_What is being asked_: For the listing underneath, give the count of lines containing the string "Head" and nothing further.

_Data to process_:

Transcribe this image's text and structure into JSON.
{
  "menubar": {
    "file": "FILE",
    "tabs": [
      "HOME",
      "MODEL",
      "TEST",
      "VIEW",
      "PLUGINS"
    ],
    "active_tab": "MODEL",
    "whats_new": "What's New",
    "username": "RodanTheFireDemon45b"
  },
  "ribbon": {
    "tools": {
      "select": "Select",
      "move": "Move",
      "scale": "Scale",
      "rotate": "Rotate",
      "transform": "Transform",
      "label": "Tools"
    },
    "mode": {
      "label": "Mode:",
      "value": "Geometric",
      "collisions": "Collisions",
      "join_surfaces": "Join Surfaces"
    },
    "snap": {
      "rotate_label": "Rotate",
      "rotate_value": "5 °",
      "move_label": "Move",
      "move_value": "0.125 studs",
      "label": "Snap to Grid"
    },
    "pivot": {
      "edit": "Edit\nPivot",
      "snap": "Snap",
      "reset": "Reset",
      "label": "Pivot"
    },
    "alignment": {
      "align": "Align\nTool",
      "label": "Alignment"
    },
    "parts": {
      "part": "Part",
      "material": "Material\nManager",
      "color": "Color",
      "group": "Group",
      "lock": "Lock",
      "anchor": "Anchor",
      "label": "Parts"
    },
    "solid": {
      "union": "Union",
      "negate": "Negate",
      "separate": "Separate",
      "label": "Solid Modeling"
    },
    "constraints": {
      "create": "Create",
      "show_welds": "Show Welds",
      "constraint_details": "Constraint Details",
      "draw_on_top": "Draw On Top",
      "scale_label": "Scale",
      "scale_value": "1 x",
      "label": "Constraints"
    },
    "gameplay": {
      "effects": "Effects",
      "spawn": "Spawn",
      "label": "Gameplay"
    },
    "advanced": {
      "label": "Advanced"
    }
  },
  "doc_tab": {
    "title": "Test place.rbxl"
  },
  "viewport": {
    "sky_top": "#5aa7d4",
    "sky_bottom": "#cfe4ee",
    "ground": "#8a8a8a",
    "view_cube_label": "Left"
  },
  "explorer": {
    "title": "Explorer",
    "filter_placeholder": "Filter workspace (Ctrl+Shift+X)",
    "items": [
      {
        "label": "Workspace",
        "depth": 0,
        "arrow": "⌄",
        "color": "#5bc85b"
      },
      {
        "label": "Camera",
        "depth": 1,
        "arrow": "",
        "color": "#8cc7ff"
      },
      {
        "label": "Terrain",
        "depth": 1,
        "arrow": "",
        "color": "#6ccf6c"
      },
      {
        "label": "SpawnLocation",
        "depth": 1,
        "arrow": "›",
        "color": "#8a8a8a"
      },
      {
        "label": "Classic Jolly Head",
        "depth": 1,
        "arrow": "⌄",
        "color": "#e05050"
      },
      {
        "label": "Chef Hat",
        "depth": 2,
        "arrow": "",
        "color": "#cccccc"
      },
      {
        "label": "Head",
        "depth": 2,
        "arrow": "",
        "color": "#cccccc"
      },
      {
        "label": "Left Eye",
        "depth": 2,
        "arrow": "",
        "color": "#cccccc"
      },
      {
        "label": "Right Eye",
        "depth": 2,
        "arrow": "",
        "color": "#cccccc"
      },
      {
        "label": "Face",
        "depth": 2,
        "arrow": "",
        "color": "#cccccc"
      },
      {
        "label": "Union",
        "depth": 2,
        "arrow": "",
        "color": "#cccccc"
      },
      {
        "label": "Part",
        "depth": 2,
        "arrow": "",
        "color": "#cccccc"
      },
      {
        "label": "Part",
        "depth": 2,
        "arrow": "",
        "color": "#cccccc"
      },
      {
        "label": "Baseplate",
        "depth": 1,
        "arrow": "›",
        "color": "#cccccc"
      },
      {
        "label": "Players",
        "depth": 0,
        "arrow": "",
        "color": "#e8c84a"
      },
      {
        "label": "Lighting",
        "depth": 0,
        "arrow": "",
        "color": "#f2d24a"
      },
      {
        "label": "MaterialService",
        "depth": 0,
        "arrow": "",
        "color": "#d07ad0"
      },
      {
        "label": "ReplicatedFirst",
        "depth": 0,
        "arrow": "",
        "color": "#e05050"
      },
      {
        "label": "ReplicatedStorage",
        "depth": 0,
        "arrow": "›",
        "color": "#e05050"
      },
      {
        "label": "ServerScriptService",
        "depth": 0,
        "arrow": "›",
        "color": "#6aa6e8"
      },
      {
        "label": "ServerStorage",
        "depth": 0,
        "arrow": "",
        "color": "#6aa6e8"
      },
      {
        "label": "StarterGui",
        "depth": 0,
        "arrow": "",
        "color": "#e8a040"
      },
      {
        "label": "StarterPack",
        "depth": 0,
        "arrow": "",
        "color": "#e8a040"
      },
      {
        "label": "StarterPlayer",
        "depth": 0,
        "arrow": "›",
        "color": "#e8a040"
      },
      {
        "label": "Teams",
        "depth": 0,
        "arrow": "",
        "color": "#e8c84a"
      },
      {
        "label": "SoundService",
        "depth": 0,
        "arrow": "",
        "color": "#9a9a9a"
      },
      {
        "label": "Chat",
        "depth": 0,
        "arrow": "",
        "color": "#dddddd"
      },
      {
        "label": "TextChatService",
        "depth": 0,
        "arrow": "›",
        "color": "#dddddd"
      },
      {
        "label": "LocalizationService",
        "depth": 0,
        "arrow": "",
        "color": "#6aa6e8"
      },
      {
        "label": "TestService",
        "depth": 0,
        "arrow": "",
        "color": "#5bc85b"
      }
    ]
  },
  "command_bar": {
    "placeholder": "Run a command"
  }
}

_Answer to the problem_: 2